Kavanaugh cited Casey again when questioned later that day by Dick Durbin, Democrat of Illinois, about his dissent in Garza v. Hargan, the case of a 17-year-old undocumented immigrant seeking an abortion in Texas. In his only abortion-related opinion, Kavanaugh wrote that the young woman needed to find an immigration sponsor in order to fulfill a parental consent requirement, despite that requirement having been waived by a lower court judge.
“Precedent is not like a cafeteria,” Kavanaugh said when questioned about that dissent, which appeared to have improved his standing with the conservative groups that have largely guided Trump’s judicial appointments.

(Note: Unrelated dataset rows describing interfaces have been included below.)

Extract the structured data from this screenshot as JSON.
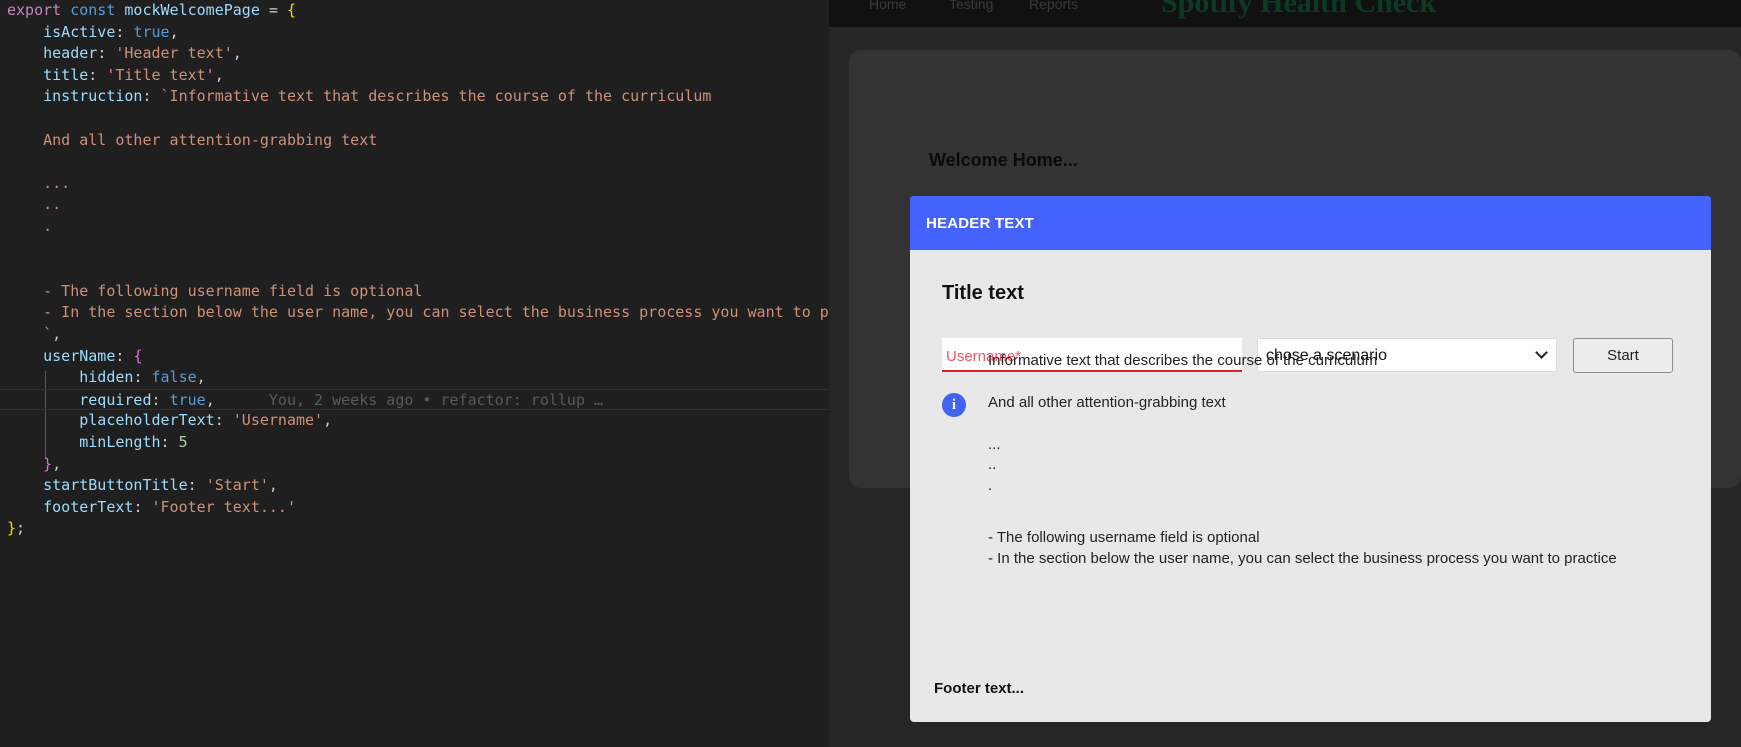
{
  "editor": {
    "code_lines": [
      {
        "parts": [
          [
            "kw",
            "export"
          ],
          [
            "pun",
            " "
          ],
          [
            "kw2",
            "const"
          ],
          [
            "pun",
            " "
          ],
          [
            "id",
            "mockWelcomePage"
          ],
          [
            "pun",
            " = "
          ],
          [
            "br1",
            "{"
          ]
        ]
      },
      {
        "parts": [
          [
            "pun",
            "    "
          ],
          [
            "id",
            "isActive"
          ],
          [
            "pun",
            ": "
          ],
          [
            "kw2",
            "true"
          ],
          [
            "pun",
            ","
          ]
        ]
      },
      {
        "parts": [
          [
            "pun",
            "    "
          ],
          [
            "id",
            "header"
          ],
          [
            "pun",
            ": "
          ],
          [
            "str",
            "'Header text'"
          ],
          [
            "pun",
            ","
          ]
        ]
      },
      {
        "parts": [
          [
            "pun",
            "    "
          ],
          [
            "id",
            "title"
          ],
          [
            "pun",
            ": "
          ],
          [
            "str",
            "'Title text'"
          ],
          [
            "pun",
            ","
          ]
        ]
      },
      {
        "parts": [
          [
            "pun",
            "    "
          ],
          [
            "id",
            "instruction"
          ],
          [
            "pun",
            ": "
          ],
          [
            "str",
            "`Informative text that describes the course of the curriculum"
          ]
        ]
      },
      {
        "parts": []
      },
      {
        "parts": [
          [
            "str",
            "    And all other attention-grabbing text"
          ]
        ]
      },
      {
        "parts": []
      },
      {
        "parts": [
          [
            "str",
            "    ..."
          ]
        ]
      },
      {
        "parts": [
          [
            "str",
            "    .."
          ]
        ]
      },
      {
        "parts": [
          [
            "str",
            "    ."
          ]
        ]
      },
      {
        "parts": []
      },
      {
        "parts": []
      },
      {
        "parts": [
          [
            "str",
            "    - The following username field is optional"
          ]
        ]
      },
      {
        "parts": [
          [
            "str",
            "    - In the section below the user name, you can select the business process you want to practice"
          ]
        ]
      },
      {
        "parts": [
          [
            "str",
            "    `"
          ],
          [
            "pun",
            ","
          ]
        ]
      },
      {
        "parts": [
          [
            "pun",
            "    "
          ],
          [
            "id",
            "userName"
          ],
          [
            "pun",
            ": "
          ],
          [
            "br2",
            "{"
          ]
        ]
      },
      {
        "parts": [
          [
            "pun",
            "        "
          ],
          [
            "id",
            "hidden"
          ],
          [
            "pun",
            ": "
          ],
          [
            "kw2",
            "false"
          ],
          [
            "pun",
            ","
          ]
        ]
      },
      {
        "parts": [
          [
            "pun",
            "        "
          ],
          [
            "id",
            "required"
          ],
          [
            "pun",
            ": "
          ],
          [
            "kw2",
            "true"
          ],
          [
            "pun",
            ","
          ],
          [
            "blame",
            "      You, 2 weeks ago • refactor: rollup …"
          ]
        ],
        "current": true
      },
      {
        "parts": [
          [
            "pun",
            "        "
          ],
          [
            "id",
            "placeholderText"
          ],
          [
            "pun",
            ": "
          ],
          [
            "str",
            "'Username'"
          ],
          [
            "pun",
            ","
          ]
        ]
      },
      {
        "parts": [
          [
            "pun",
            "        "
          ],
          [
            "id",
            "minLength"
          ],
          [
            "pun",
            ": "
          ],
          [
            "num",
            "5"
          ]
        ]
      },
      {
        "parts": [
          [
            "pun",
            "    "
          ],
          [
            "br2",
            "}"
          ],
          [
            "pun",
            ","
          ]
        ]
      },
      {
        "parts": [
          [
            "pun",
            "    "
          ],
          [
            "id",
            "startButtonTitle"
          ],
          [
            "pun",
            ": "
          ],
          [
            "str",
            "'Start'"
          ],
          [
            "pun",
            ","
          ]
        ]
      },
      {
        "parts": [
          [
            "pun",
            "    "
          ],
          [
            "id",
            "footerText"
          ],
          [
            "pun",
            ": "
          ],
          [
            "str",
            "'Footer text...'"
          ]
        ]
      },
      {
        "parts": [
          [
            "br1",
            "}"
          ],
          [
            "pun",
            ";"
          ]
        ]
      }
    ]
  },
  "browser": {
    "nav": {
      "links": [
        "Home",
        "Testing",
        "Reports"
      ],
      "brand": "Spotify Health Check"
    },
    "welcome": "Welcome Home...",
    "modal": {
      "header": "HEADER TEXT",
      "title": "Title text",
      "username_placeholder": "Username*",
      "scenario_selected": "chose a scenario",
      "start_label": "Start",
      "info_icon_glyph": "i",
      "instruction_lines": [
        "Informative text that describes the course of the curriculum",
        "And all other attention-grabbing text",
        "...",
        "..",
        ".",
        "- The following username field is optional",
        "- In the section below the user name, you can select the business process you want to practice"
      ],
      "footer": "Footer text..."
    }
  }
}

And those appointments have proceeded apace even as other aspects of Trump’s agenda have faltered.
Buckwalter-Poza, who successfully sued President Trump for blocking Twitter users, seized on this exchange, which she identified as key to Kavanaugh’s strategically unclear views on reproductive rights. “Contra Kavanaugh’s claim he can’t offer any hints or forecasts, his fondness for bringing up Casey does just that,” wrote Buckwalter-Poza, who obtained her law degree from Yale and provides legal analysis to the Daily Kos, a liberal political site. “If Kavanaugh’s confirmed, states will have free rein to eliminate abortion access via increasingly draconian laws.”